Often, the loan amount the hard money lender is willing to lend a borrower is determined by the ratio of loan amount divided by the value of property. This is known as the loan to value, or commonly by the acronym – LTV.
Depending up on location and quality of borrower and property, many hard money lenders will lend up to 65 – 75% of the current value of the property. Some lenders will lend based on the after repair value (ARV) which is the estimated value of the property after the borrower has improved the property. This creates a riskier loan from the hard money lender’s perspective, because the amount of capital put in by the lender increases and the amount of capital invested by the borrower decreases. This increased risk will cause the hard money lender to charge a higher interest rate and fees.
Often times, the location of the property or the property type will also affect the loan to value. If the property is in a rural community, or a rougher area, the lender will minimize his/her risk by lowering the loan to value and/or asking for more interest or points.

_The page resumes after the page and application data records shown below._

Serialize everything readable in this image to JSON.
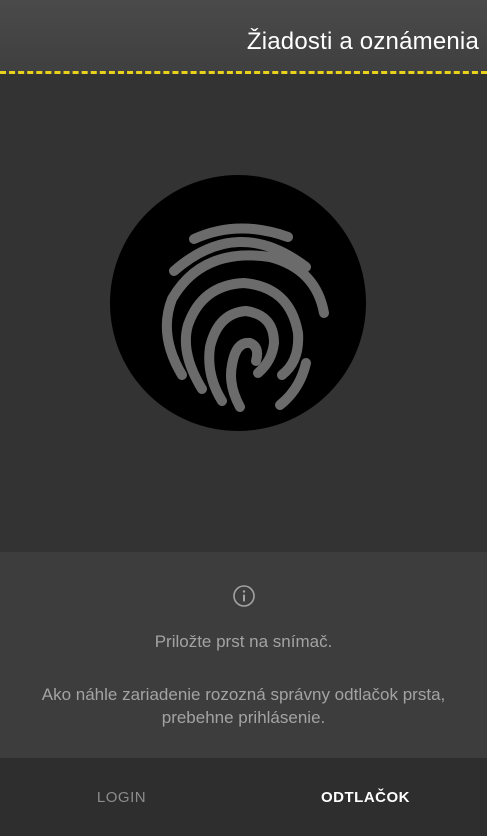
{
  "header": {
    "title": "Žiadosti a oznámenia"
  },
  "scanner": {
    "icon": "fingerprint-icon"
  },
  "info": {
    "icon": "info-icon",
    "prompt": "Priložte prst na snímač.",
    "description": "Ako náhle zariadenie rozozná správny odtlačok prsta, prebehne prihlásenie."
  },
  "tabs": {
    "login": "LOGIN",
    "fingerprint": "ODTLAČOK",
    "active": "fingerprint"
  },
  "colors": {
    "accent": "#e8d21c",
    "background": "#333333",
    "text_muted": "#a3a3a3"
  }
}
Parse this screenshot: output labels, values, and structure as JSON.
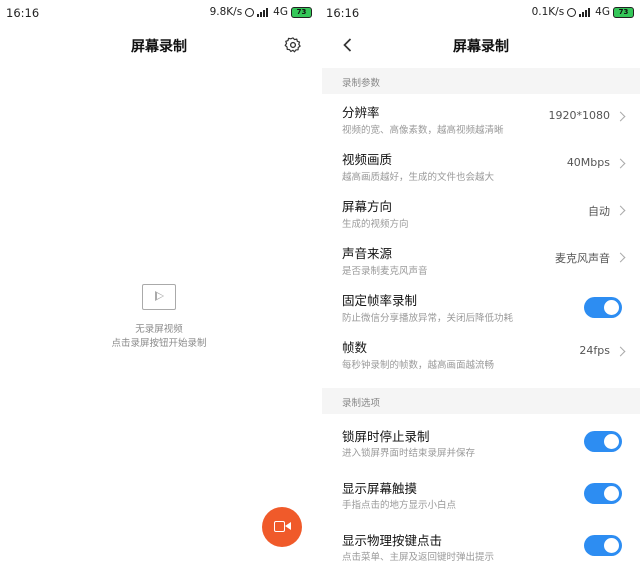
{
  "left": {
    "status": {
      "time": "16:16",
      "speed": "9.8K/s",
      "network": "4G",
      "battery": "73"
    },
    "title": "屏幕录制",
    "empty": {
      "line1": "无录屏视频",
      "line2": "点击录屏按钮开始录制"
    }
  },
  "right": {
    "status": {
      "time": "16:16",
      "speed": "0.1K/s",
      "network": "4G",
      "battery": "73"
    },
    "title": "屏幕录制",
    "section1": "录制参数",
    "section2": "录制选项",
    "rows": [
      {
        "title": "分辨率",
        "sub": "视频的宽、高像素数，越高视频越清晰",
        "value": "1920*1080"
      },
      {
        "title": "视频画质",
        "sub": "越高画质越好，生成的文件也会越大",
        "value": "40Mbps"
      },
      {
        "title": "屏幕方向",
        "sub": "生成的视频方向",
        "value": "自动"
      },
      {
        "title": "声音来源",
        "sub": "是否录制麦克风声音",
        "value": "麦克风声音"
      },
      {
        "title": "固定帧率录制",
        "sub": "防止微信分享播放异常，关闭后降低功耗",
        "toggle": true
      },
      {
        "title": "帧数",
        "sub": "每秒钟录制的帧数，越高画面越流畅",
        "value": "24fps"
      }
    ],
    "options": [
      {
        "title": "锁屏时停止录制",
        "sub": "进入锁屏界面时结束录屏并保存",
        "toggle": true
      },
      {
        "title": "显示屏幕触摸",
        "sub": "手指点击的地方显示小白点",
        "toggle": true
      },
      {
        "title": "显示物理按键点击",
        "sub": "点击菜单、主屏及返回键时弹出提示",
        "toggle": true
      }
    ]
  },
  "colors": {
    "accent": "#2d8df2",
    "fab": "#f05a2a",
    "battery": "#35c759"
  }
}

If the property is land or a condo, many times the lender will again cut the loan to value to reflect the risk involved.